The only real answer to this is The Wedding Date, my first book. Before that book came out, I was a lawyer working at a job that I didn't really care about. Now I have a totally different career and life that I love so much, and now my sixth book is about to come out, which is completely wild to me.
A book I've read over and over and over
There's so many. Because I am a huge re-reader. But one that I've re-read a lot in the past few years is Alexander Chee's How to Write an Autobiographical Novel. It's a collection of essays throughout his life as a writer and a writing teacher. It gives me new insights into my own life and my own writing every time I re-read it. Every time I re-read, I see something new.
A book I wish I'd written

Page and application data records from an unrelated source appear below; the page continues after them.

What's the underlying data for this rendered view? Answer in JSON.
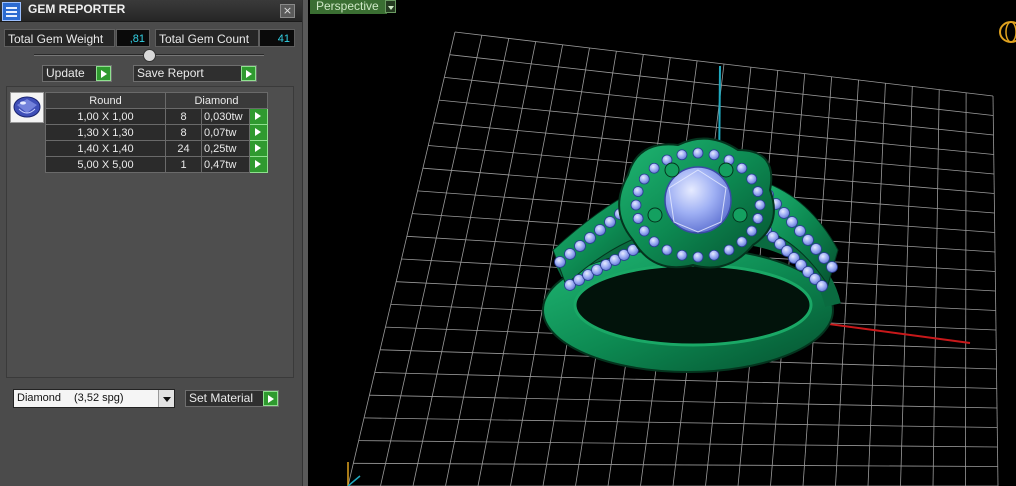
{
  "window": {
    "title": "GEM REPORTER",
    "close_glyph": "×",
    "icon": "gem-reporter-app-icon"
  },
  "stats": {
    "total_weight_label": "Total Gem Weight",
    "total_weight_value": ",81",
    "total_count_label": "Total Gem Count",
    "total_count_value": "41"
  },
  "actions": {
    "update_label": "Update",
    "save_report_label": "Save Report"
  },
  "gem_list": {
    "shape_header": "Round",
    "material_header": "Diamond",
    "rows": [
      {
        "size": "1,00 X 1,00",
        "count": "8",
        "weight": "0,030tw"
      },
      {
        "size": "1,30 X 1,30",
        "count": "8",
        "weight": "0,07tw"
      },
      {
        "size": "1,40 X 1,40",
        "count": "24",
        "weight": "0,25tw"
      },
      {
        "size": "5,00 X 5,00",
        "count": "1",
        "weight": "0,47tw"
      }
    ]
  },
  "material": {
    "selected_name": "Diamond",
    "selected_density": "(3,52 spg)",
    "set_label": "Set Material"
  },
  "viewport": {
    "view_label": "Perspective"
  },
  "colors": {
    "ring_metal": "#0d8a52",
    "gem": "#8fa3ee",
    "grid": "#9a9a9a",
    "axis_x": "#c8181a",
    "axis_y": "#1fa9bf",
    "accent_green": "#2f9a2f",
    "value_cyan": "#34d2e6"
  }
}
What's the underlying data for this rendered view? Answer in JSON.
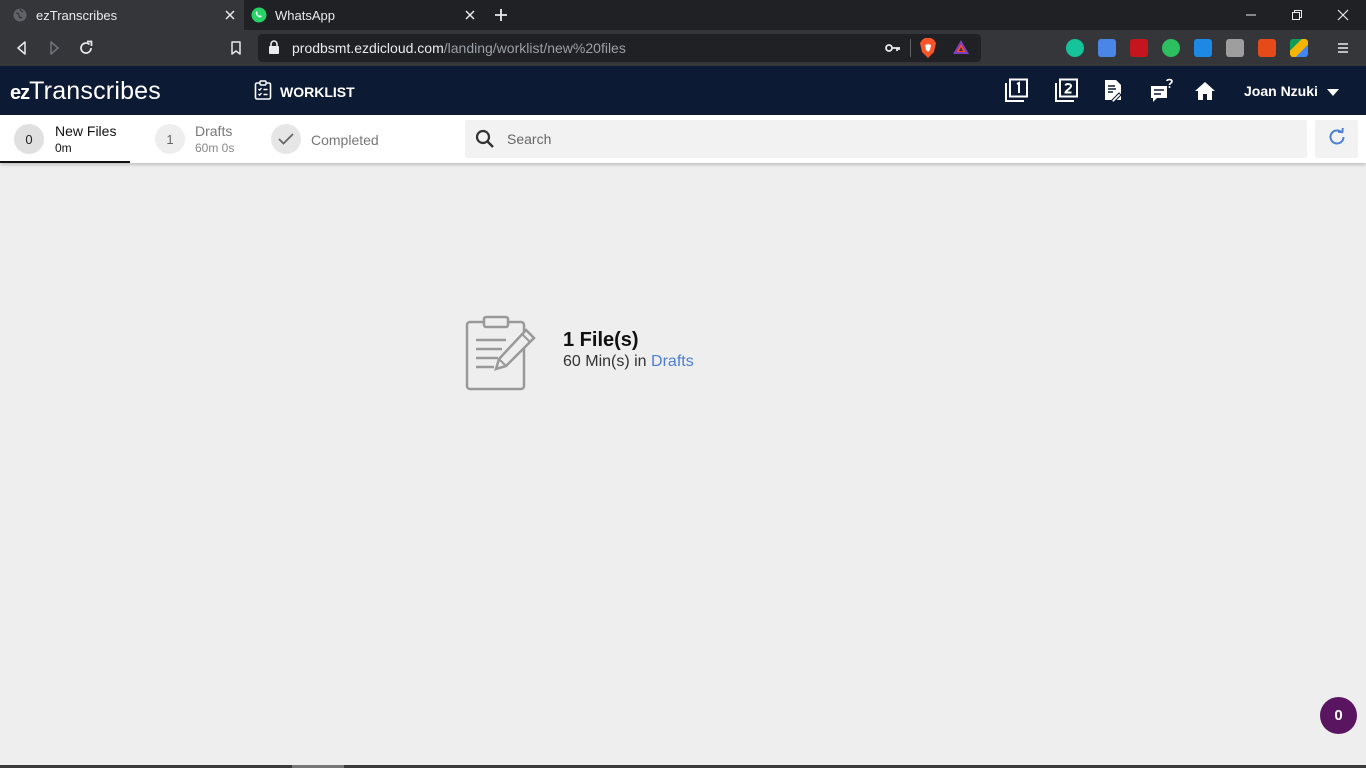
{
  "browser": {
    "tabs": [
      {
        "title": "ezTranscribes",
        "active": true,
        "icon": "globe-icon"
      },
      {
        "title": "WhatsApp",
        "active": false,
        "icon": "whatsapp-icon"
      }
    ],
    "url_host": "prodbsmt.ezdicloud.com",
    "url_path": "/landing/worklist/new%20files",
    "colors": {
      "tabbar": "#202124",
      "toolbar": "#35363a"
    }
  },
  "app": {
    "logo_prefix": "ez",
    "logo_name": "Transcribes",
    "nav_worklist": "WORKLIST",
    "header_icons": [
      "single-doc-1-icon",
      "multi-doc-2-icon",
      "document-edit-icon",
      "chat-help-icon",
      "home-icon"
    ],
    "user_name": "Joan Nzuki",
    "colors": {
      "header": "#0c1a33",
      "link": "#4a7fd4",
      "fab": "#5a1560"
    }
  },
  "worklist": {
    "tabs": [
      {
        "badge": "0",
        "label": "New Files",
        "sub": "0m",
        "active": true
      },
      {
        "badge": "1",
        "label": "Drafts",
        "sub": "60m 0s",
        "active": false
      },
      {
        "label": "Completed",
        "active": false,
        "icon": "check-icon"
      }
    ],
    "search_placeholder": "Search"
  },
  "summary": {
    "count_text": "1 File(s)",
    "mins_text": "60 Min(s) in ",
    "link_text": "Drafts"
  },
  "notifications_count": "0"
}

I don't think anyone could write The Royal We in the same way Heather Cocks and Jessica Morgan did, but if they hadn't written that I'd be writing the Harry and Meghan version of that book.
My literary crush
After Bridgerton came out, it is impossible for anyone to have any other crush than that duke.
The last book that made me swoon
Honey Girl, by Morgan Rogers. I just loved that book, and there's so many quietly sweet moments there because so much of the romance starts out over the phone and them talking quietly together at night. It's just so romantic.
The last book that made me laugh
Here For It, by R. Eric Thomas. That book was just so funny and thoughtful, and there's so many moments that shocked me into laughter, which I really loved. I went into it knowing it was going to be funny because I follow him on social media and he's hilarious, but I did not expect it to be so emotional, moving, and then also hilarious.
The last book that made me cry
The Yellow House, by Sarah M. Broom. I found so many parallels to it about my life and my family. It's set in New Orleans, it's about the author's family — the house that she grew up in that was destroyed during Hurricane Katrina. She talks about about her family before and after the hurricane. The timing was really important because I started reading it the week that my grandmother went into the hospital, and then the night that my grandmother died, I read the part in the book where her grandmother dies. I was just like, "Oh, well, maybe I needed this right now."
My favorite movie adaptation of a book
It's a tie between Clueless and 10 Things I Hate About You. Two of the best teen movies ever and are also wonderful adaptations of great books that I love.
The last book I gave as a gift
The Secret Life of Church Ladies, by Deesha Philyaw. I read it a few weeks ago, and I immediately gave it to my mom so we could talk about it because it's just so good. It's a collection of short stories, which are very different but all resonant in so many ways. My mom was like, "I read that in like an hour and a half." And then we had to talk about all the stories.
The book I consider to be the gold standard in romance
Destiny's Embrace, by Beverly Jenkins, is a perfect book because there's so much great romance in it but then there's so much of family and found family and the things that the hero and heroine both go through to really fall in love with each other, and you fall in love with them. There are some super-recent ones that really stand out to me, like The Kiss Quotient is so, so great. One of the things that I love the most about romance is that you really get to see people's personalities and lives and cheer for them. That's what really made me cheer for both characters and everything surrounding them.
The book I'm reading right now
I'm reading The Three Mothers, by Anna Malaika Tubbs. It is about the mothers of Martin Luther King Jr., James Baldwin, and Malcolm X. It's a lot about Black womanhood, Black motherhood, how these women had such important roles in not just their son's lives, but all of American history — and nobody ever talks about them. They talk about the sons, who, yes, were important, but in talking about their son's families they talk about their fathers, and their mothers are just a footnote. It's really fascinating background into their mothers and makes me think a lot about the way Black women have been treated throughout history.